→ Exercise inputs:
○ ○ ○ ○ ○ ○ ○
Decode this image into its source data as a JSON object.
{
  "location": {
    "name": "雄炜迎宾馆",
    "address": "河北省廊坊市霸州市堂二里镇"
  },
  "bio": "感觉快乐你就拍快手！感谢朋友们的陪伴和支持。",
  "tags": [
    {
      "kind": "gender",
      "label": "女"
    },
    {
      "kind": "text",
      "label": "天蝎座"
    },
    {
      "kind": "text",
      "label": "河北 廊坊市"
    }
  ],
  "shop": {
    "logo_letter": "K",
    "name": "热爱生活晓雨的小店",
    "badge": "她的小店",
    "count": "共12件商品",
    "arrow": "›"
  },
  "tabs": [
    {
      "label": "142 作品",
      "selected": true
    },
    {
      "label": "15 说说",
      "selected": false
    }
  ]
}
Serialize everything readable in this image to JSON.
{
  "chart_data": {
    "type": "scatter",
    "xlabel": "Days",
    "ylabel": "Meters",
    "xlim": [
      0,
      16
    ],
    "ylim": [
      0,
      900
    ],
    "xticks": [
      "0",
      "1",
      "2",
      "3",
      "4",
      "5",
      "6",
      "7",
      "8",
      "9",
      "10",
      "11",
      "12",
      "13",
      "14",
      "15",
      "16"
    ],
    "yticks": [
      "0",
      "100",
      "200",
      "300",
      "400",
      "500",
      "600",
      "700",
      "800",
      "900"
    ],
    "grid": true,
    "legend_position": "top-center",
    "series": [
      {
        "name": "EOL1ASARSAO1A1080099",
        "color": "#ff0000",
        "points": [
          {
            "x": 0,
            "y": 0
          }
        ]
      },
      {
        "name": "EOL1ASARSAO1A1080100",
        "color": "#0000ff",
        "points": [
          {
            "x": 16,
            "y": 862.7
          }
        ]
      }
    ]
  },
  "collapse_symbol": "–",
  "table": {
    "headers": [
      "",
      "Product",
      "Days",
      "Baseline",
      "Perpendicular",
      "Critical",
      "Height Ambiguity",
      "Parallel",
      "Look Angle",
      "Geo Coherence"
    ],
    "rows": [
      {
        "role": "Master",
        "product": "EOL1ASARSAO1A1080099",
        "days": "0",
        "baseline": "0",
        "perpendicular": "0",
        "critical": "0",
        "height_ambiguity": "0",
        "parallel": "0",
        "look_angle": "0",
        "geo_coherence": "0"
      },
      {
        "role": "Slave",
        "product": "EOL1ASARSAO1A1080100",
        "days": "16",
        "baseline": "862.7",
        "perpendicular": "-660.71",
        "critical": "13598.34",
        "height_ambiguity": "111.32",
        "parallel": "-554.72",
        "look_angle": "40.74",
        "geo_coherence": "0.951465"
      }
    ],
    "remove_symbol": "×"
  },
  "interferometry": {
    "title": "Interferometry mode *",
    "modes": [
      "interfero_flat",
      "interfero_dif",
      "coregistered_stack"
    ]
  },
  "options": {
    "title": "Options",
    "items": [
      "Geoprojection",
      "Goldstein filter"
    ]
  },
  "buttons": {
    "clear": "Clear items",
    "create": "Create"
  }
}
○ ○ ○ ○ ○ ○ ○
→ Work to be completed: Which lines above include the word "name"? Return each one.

→ Answer below:
    "name": "雄炜迎宾馆",
    "name": "热爱生活晓雨的小店",
        "name": "EOL1ASARSAO1A1080099",
        "name": "EOL1ASARSAO1A1080100",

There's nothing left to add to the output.